Dr. Yuqing Zhang of Boston University School of Medicine said anecdotal evidence suggested purine rich foods -- meat, seafood, beans, peas, lentils, oatmeal, spinach, asparagus, mushrooms, yeast and alcohol -- triggered gout attacks, but it wasn't clear whether they prompt flare-ups in the short term.
The study involved 633 people with confirmed gout, who were tracked for more than a year. The average age of the study participants was 54, and 78 percent were men.
They were asked to provide details of history of gout attacks -- including the timing and symptoms of the attack and what drugs they were taking to manage their condition -- and to list any potential triggers in the two days running up to an attack.
The study, published in the Annals of the Rheumatic Diseases, found 61 percent drank alcohol, a known risk factor for gout, while 29 percent used water pills, or diuretics, and almost half took allopurinol, a drug used to prevent gout attacks.
During the 12-month monitoring period, 1,247 gout attacks were recorded, mostly in the toe joints, causing intense pain and redness, Zhang said.

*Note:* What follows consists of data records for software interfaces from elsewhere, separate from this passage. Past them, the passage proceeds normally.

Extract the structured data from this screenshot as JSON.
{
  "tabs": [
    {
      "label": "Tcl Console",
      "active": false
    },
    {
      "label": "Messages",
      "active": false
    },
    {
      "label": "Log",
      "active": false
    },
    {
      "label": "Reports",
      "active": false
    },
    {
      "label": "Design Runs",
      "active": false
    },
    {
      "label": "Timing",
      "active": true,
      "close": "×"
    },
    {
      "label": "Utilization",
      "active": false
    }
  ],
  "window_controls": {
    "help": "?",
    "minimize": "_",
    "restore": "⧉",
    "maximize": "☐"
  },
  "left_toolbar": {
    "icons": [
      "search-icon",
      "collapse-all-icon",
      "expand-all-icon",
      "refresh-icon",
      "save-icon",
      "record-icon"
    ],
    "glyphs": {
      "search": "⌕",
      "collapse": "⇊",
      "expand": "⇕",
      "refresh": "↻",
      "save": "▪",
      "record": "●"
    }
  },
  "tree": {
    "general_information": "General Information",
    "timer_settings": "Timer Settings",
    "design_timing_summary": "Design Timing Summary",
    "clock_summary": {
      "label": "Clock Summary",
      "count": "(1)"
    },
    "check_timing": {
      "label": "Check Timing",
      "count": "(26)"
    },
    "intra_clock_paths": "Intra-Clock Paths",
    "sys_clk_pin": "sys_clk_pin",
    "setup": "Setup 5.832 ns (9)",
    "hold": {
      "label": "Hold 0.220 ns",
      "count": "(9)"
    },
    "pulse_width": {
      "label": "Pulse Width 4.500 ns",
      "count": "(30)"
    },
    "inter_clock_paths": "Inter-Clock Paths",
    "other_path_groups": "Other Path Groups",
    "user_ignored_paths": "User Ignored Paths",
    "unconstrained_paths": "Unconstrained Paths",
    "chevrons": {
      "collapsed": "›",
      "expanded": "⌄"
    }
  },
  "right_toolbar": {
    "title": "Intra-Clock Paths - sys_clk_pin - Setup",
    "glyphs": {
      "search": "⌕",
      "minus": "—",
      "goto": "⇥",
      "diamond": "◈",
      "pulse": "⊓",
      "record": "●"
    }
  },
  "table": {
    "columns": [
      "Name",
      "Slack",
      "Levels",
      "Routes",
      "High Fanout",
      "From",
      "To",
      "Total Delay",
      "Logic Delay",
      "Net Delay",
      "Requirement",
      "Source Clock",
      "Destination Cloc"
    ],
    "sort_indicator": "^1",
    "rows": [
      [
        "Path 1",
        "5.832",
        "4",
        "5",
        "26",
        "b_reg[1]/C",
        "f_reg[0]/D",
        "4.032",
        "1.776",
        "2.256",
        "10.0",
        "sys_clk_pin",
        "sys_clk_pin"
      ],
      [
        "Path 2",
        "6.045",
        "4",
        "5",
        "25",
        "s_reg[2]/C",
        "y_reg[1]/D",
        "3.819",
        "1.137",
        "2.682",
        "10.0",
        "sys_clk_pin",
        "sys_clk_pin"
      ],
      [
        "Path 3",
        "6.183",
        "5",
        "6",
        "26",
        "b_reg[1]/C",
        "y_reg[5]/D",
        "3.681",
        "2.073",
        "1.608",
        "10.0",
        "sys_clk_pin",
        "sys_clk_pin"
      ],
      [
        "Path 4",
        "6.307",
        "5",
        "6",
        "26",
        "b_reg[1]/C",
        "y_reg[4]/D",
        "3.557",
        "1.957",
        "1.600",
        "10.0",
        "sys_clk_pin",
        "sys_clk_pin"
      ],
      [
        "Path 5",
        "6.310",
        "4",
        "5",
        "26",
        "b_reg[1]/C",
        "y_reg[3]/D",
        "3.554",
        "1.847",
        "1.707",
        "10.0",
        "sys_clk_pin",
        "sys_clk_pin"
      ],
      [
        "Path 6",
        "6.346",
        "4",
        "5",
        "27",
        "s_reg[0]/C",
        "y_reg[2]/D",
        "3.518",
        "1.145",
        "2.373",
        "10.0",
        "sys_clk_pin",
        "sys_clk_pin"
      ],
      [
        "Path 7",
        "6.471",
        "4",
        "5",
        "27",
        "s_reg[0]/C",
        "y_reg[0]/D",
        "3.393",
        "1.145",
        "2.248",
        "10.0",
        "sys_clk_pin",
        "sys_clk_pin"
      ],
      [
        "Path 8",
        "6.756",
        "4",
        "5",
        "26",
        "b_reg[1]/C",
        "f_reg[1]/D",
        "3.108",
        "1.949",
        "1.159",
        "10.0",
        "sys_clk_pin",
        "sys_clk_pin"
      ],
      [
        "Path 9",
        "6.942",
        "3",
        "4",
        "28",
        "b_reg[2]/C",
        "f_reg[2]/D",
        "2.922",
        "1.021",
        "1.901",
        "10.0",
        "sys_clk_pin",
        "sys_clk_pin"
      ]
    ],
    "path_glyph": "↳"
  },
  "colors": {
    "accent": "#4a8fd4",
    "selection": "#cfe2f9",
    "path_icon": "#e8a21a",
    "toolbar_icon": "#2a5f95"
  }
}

The average amount of dietary purine during a two-day period without gout attacks was about one-half ounce, while that consumed in the two days before an attack was three-quarters of an ounce, the study said.